▶ **Activity**
Lines in the listing below may contain the string "content". Say how many do, giving only the number.

▶ **Data shown**
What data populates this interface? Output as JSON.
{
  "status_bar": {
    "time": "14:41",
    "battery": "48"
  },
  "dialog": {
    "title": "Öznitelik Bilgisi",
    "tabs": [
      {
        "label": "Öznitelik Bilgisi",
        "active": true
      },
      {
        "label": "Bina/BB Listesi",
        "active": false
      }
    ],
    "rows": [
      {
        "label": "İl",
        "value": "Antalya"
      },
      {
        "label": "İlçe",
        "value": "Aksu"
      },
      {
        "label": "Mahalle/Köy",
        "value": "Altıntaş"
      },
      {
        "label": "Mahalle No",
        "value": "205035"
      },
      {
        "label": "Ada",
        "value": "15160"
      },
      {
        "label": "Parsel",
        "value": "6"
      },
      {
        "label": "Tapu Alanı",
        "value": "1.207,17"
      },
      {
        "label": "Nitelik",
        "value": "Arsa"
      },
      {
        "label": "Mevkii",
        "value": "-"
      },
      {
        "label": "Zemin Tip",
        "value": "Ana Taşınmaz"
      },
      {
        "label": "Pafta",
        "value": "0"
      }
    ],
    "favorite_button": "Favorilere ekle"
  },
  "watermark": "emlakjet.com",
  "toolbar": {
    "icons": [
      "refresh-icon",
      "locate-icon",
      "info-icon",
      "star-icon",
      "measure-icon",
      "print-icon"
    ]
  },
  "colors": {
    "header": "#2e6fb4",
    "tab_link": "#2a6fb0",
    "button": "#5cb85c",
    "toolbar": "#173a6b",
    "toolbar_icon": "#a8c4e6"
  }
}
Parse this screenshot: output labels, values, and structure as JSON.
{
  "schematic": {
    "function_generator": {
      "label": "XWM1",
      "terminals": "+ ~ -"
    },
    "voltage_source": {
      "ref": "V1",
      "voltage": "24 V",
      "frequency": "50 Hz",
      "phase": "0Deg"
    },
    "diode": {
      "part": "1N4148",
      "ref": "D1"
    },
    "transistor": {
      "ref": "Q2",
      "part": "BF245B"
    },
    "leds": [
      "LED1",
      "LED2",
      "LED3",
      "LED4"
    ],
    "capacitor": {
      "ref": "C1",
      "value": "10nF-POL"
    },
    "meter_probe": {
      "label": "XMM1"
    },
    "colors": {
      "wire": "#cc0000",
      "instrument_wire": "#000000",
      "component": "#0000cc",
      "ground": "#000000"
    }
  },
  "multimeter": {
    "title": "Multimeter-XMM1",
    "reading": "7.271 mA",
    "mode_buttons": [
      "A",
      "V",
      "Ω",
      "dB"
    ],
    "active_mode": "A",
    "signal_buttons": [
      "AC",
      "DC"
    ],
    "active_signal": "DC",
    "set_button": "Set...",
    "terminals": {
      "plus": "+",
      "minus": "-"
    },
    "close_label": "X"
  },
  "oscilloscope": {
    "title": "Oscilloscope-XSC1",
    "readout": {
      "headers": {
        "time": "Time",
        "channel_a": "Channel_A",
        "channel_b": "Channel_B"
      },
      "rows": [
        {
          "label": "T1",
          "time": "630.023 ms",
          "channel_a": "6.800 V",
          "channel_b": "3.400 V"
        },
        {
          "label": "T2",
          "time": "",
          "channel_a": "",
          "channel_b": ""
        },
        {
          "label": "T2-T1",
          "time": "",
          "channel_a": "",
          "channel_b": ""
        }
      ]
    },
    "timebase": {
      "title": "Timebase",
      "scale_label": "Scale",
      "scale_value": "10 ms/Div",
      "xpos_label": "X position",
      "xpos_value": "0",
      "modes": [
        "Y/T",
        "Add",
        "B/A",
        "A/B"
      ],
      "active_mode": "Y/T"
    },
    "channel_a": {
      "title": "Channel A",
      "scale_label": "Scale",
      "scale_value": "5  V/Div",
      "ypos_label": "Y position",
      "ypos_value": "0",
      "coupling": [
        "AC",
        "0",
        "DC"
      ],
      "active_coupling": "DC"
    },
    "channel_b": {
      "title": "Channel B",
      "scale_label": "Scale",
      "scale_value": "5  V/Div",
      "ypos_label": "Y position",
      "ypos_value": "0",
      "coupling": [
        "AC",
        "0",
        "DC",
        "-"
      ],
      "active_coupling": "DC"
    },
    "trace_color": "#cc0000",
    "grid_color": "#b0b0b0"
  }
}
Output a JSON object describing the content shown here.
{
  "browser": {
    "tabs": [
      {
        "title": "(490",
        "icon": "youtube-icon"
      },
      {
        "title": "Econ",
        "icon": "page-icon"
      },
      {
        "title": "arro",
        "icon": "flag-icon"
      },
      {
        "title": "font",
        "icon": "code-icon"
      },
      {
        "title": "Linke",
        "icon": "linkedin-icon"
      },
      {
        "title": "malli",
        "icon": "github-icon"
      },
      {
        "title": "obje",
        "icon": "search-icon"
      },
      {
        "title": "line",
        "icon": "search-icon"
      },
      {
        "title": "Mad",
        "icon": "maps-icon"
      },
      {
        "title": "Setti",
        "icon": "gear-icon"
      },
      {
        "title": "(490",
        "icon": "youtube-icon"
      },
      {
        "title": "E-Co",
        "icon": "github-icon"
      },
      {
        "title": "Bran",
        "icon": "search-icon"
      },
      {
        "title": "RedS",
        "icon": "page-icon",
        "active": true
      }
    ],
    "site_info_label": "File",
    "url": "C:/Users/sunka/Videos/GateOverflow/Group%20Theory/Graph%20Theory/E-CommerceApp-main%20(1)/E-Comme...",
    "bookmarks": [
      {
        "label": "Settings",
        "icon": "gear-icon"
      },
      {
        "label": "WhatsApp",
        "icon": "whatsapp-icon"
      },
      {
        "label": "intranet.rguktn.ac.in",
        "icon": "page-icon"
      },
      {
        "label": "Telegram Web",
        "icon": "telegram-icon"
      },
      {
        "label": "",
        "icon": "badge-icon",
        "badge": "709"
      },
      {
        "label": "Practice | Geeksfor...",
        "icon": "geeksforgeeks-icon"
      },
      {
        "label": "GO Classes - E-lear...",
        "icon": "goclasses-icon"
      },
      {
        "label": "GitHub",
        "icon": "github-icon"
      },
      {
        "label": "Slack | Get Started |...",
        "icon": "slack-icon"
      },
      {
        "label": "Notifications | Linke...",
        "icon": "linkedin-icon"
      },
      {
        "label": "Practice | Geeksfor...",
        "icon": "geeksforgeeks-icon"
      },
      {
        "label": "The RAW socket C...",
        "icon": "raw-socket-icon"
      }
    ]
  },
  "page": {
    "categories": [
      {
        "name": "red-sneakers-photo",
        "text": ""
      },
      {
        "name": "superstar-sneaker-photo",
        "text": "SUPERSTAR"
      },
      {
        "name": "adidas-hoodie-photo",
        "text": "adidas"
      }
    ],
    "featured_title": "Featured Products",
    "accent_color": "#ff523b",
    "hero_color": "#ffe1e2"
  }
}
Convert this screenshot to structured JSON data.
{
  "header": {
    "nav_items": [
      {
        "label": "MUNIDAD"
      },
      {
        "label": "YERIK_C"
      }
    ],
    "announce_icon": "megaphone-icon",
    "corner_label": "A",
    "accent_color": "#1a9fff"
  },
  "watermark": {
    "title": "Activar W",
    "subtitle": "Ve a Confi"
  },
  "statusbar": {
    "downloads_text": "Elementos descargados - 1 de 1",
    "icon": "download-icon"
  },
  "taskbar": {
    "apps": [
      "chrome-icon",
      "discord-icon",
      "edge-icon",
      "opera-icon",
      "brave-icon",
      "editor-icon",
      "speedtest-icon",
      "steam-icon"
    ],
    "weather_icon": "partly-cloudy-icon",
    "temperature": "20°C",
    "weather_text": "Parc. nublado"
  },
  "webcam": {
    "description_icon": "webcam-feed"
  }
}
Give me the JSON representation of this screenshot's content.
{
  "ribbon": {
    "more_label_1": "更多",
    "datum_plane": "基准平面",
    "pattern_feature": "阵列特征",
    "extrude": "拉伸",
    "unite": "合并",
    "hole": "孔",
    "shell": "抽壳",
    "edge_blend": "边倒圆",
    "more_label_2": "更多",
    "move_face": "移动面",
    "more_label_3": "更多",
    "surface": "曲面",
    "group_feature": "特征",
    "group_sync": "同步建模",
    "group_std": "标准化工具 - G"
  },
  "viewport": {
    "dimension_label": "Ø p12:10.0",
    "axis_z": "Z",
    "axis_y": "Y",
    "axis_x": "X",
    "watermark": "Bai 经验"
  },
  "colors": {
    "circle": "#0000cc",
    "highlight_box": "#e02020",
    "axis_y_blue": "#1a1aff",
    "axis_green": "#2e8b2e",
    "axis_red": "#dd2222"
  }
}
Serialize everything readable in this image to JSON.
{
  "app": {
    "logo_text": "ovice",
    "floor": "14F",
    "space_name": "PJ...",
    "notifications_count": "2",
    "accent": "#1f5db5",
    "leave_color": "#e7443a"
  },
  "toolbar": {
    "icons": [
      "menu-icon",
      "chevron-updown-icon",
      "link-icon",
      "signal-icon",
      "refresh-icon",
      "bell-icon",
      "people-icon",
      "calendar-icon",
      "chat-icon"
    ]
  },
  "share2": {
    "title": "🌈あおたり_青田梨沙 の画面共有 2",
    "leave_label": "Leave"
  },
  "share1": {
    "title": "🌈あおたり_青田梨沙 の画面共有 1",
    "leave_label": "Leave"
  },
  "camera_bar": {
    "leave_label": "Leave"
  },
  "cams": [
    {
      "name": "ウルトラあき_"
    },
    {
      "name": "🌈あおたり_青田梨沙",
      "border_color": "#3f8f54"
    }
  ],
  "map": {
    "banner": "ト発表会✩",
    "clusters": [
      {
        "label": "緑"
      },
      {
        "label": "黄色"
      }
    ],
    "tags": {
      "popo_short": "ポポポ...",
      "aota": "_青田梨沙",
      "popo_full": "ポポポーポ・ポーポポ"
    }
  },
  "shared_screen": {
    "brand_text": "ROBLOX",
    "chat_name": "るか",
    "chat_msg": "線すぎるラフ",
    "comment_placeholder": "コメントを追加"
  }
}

▶ **Exercise response**
2